DC Comics brought in a number of great creators from the United Kingdom, starting in 1984, and if you had read any imported comics like 2000 A.D. or Warrior magazine, you were eagerly anticipating their work on mainstream DC heroes. If it was not obvious what was happening, this cover by Brian Bolland on Amazing Heroes #52 made it very clear. Judge Dredd, the character who had cracked the American market with superb artwork by Bolland and others, had opened the door for other creators from the UK.
Bolland was almost finished with Camelot 3000 by the time that Amazing Heroes cover was published. Eleven stellar issues had been published—though we would have to wait about a year for the final issue (#12) to finally appear in 1985.
Dave Gibbons became the regular artist on Green Lantern in 1984, joining writer Len Wein for a series of stories that would see John Stewart take over as Earth’s Green Lantern for a while.
Alan Moore’s first issue of Swamp Thing was cover dated January 1984, meaning that it probably appeared in stores around Oct-Nov 1983. I remember picking up this issue, without having read any of Moore’s previous work, but willing to give him a chance. I thought it was a very good story and showed a lot of promise. My jaw would drop to the ground when I read the next issue (#21) which contained The Anatomy Lesson. That one prompted me to buy anything and everything written by Moore, including the Warrior magazines with the Marvelman & V for Vendetta stories.

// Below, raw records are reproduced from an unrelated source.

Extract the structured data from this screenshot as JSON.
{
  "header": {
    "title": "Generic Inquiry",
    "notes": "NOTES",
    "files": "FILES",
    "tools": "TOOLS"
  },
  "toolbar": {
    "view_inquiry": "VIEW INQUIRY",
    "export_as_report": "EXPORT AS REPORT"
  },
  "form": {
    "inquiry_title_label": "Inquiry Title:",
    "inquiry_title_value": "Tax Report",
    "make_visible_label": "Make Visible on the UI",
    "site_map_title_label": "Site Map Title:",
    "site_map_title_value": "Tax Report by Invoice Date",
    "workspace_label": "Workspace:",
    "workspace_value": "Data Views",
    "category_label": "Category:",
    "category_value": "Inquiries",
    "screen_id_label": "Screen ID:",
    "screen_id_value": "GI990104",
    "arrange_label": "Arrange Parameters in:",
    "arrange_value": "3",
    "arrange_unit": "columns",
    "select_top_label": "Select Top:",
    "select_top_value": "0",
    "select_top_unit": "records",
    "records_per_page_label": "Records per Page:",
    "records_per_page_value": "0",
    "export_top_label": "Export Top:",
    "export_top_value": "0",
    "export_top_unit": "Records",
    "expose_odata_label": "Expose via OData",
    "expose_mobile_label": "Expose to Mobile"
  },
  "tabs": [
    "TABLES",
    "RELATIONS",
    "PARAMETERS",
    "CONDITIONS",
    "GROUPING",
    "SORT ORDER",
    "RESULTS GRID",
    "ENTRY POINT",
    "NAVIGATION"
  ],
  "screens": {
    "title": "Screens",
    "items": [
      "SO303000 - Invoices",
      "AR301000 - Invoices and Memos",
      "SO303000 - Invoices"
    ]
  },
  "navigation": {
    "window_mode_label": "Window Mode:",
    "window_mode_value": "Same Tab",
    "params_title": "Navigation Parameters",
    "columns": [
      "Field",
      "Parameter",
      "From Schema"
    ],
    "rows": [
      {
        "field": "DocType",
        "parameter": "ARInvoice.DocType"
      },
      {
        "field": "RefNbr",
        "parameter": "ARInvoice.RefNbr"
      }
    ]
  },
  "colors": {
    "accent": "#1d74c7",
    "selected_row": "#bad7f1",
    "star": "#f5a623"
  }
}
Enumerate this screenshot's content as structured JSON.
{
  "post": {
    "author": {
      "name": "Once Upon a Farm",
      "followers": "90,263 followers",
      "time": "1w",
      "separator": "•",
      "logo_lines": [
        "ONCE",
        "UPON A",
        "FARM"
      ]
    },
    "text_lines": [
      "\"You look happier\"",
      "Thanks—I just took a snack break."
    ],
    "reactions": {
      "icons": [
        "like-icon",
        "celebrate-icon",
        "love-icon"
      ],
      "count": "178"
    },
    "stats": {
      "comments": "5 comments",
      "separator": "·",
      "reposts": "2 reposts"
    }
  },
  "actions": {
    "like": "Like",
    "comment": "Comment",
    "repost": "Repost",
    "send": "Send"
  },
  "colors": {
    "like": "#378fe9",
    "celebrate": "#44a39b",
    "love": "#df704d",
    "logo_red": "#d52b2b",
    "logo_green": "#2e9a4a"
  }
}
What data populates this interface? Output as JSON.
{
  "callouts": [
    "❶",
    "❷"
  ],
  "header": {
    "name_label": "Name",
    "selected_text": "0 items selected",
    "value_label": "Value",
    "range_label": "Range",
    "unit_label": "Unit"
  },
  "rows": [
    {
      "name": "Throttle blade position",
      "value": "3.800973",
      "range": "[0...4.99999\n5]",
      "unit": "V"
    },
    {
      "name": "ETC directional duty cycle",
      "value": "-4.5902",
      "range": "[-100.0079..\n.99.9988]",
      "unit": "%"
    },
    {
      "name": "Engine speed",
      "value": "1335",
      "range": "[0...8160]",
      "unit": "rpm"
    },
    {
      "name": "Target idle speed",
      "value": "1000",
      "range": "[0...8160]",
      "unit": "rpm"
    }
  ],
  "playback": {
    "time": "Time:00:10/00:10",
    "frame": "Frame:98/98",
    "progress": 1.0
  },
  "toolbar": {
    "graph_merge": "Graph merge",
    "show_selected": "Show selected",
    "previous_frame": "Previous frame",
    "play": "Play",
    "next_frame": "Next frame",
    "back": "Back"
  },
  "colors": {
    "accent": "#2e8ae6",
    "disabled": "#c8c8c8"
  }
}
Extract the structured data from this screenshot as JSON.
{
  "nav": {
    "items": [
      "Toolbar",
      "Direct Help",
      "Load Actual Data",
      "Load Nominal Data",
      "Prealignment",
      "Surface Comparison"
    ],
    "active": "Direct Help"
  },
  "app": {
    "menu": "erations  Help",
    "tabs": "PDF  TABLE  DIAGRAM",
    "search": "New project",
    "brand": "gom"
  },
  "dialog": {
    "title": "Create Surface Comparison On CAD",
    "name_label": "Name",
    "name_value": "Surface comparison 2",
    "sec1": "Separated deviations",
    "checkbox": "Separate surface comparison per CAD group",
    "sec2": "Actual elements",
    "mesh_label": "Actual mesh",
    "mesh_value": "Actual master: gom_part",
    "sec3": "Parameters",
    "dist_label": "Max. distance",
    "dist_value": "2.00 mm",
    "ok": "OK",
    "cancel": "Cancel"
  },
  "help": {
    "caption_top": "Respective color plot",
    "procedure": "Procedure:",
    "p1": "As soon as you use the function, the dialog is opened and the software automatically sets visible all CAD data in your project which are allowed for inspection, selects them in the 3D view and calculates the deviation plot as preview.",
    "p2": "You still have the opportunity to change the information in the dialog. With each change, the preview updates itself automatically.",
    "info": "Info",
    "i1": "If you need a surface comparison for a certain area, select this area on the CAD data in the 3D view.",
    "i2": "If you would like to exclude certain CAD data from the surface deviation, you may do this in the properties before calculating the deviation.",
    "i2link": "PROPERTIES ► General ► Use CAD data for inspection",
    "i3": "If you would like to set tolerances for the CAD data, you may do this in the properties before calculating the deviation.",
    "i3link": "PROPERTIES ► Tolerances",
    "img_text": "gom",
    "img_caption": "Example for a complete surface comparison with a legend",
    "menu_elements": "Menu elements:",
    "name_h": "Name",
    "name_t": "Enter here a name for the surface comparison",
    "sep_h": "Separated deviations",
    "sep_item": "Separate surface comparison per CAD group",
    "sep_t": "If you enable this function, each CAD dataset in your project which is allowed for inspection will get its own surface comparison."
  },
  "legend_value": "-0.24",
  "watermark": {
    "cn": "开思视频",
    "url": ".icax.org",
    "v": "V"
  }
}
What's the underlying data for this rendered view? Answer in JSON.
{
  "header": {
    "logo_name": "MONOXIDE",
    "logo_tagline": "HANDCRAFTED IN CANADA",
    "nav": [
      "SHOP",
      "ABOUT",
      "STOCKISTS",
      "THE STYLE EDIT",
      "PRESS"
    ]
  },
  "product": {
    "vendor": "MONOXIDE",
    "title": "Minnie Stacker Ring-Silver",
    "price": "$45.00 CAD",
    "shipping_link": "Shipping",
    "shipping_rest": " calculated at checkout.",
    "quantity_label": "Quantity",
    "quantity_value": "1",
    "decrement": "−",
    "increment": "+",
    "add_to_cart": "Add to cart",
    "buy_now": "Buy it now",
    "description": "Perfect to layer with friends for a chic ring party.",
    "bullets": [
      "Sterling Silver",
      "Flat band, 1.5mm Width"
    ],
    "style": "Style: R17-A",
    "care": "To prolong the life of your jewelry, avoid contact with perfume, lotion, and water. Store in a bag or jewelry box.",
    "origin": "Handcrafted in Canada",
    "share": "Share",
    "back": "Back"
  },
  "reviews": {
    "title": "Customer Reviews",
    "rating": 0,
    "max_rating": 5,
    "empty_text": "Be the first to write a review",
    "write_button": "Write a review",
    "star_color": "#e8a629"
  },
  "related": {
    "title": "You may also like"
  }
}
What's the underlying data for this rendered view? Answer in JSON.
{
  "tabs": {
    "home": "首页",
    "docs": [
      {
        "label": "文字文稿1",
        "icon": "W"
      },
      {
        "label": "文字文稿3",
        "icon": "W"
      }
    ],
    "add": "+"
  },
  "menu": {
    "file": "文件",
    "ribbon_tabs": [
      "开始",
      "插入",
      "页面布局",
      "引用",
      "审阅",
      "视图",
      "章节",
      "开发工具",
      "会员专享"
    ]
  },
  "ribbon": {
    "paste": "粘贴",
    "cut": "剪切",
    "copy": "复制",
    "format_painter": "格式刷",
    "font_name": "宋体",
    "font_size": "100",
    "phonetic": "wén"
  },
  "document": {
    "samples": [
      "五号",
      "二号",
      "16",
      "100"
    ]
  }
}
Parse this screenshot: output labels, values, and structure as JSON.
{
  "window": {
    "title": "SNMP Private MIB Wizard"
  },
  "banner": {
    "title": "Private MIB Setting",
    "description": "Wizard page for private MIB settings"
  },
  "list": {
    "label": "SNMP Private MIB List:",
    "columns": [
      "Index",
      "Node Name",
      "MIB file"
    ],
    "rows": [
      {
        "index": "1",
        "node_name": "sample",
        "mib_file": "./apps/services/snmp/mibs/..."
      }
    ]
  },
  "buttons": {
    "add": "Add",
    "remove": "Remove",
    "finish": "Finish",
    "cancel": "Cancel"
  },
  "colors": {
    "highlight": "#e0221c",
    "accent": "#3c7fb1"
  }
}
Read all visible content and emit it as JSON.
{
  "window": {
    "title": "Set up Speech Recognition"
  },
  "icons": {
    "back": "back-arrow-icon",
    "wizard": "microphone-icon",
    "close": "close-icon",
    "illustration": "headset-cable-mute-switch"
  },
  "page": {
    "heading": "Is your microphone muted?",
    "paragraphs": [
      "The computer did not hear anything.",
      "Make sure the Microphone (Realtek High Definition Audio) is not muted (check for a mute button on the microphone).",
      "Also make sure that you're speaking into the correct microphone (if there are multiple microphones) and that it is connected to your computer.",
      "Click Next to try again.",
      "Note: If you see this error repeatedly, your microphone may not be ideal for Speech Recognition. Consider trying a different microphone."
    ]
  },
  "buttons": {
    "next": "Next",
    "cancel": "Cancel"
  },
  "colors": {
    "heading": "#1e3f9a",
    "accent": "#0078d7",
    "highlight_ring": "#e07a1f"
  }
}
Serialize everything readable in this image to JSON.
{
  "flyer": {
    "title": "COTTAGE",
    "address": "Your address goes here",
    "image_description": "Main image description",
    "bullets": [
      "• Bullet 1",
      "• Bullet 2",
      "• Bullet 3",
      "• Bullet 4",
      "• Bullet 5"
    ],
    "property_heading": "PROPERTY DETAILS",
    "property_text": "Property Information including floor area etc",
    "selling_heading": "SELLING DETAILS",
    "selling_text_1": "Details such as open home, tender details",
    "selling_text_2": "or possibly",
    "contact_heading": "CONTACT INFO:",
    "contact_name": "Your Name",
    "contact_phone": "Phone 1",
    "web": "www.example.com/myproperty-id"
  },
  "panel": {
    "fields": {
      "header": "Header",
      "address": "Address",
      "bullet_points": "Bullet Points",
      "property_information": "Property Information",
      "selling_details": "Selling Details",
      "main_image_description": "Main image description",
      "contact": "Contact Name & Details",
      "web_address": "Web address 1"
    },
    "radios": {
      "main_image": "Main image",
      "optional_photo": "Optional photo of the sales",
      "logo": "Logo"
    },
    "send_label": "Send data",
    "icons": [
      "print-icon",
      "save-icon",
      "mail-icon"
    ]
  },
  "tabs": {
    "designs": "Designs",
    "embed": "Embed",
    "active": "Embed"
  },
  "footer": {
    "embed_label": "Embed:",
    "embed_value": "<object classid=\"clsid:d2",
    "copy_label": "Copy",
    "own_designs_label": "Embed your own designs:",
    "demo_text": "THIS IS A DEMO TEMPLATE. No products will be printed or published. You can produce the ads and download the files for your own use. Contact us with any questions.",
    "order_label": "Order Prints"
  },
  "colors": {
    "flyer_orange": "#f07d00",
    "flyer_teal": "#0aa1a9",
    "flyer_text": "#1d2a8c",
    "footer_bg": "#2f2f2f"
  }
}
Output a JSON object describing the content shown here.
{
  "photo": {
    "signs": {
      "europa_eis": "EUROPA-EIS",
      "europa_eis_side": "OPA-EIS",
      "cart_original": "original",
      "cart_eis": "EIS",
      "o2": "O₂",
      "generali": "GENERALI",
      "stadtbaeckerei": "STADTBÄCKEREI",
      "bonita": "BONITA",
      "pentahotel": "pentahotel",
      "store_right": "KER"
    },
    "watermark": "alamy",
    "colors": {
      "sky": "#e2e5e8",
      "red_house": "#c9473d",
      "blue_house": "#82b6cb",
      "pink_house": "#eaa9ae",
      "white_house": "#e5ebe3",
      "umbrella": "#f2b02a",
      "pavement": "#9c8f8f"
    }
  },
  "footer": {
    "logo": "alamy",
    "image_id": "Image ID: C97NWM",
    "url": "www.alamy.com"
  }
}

Alan Davis joined a bit later, in 1985, when his stint began on Batman & The Outsiders. I enjoyed his work on this title, although when I re-read these issues now, his style was a bit rough and his storytelling was yet as “epic” as it would become in later years.
Later in 1988, we got a second wave of creators from the UK. Jamie Delano started on Hellblazer #1, along with John Ridgway. Neil Gaiman and Dave McKean’s Black Orchid mini-series was also published in 1988. It was a revolutionary period for comics fans! Nuff Said.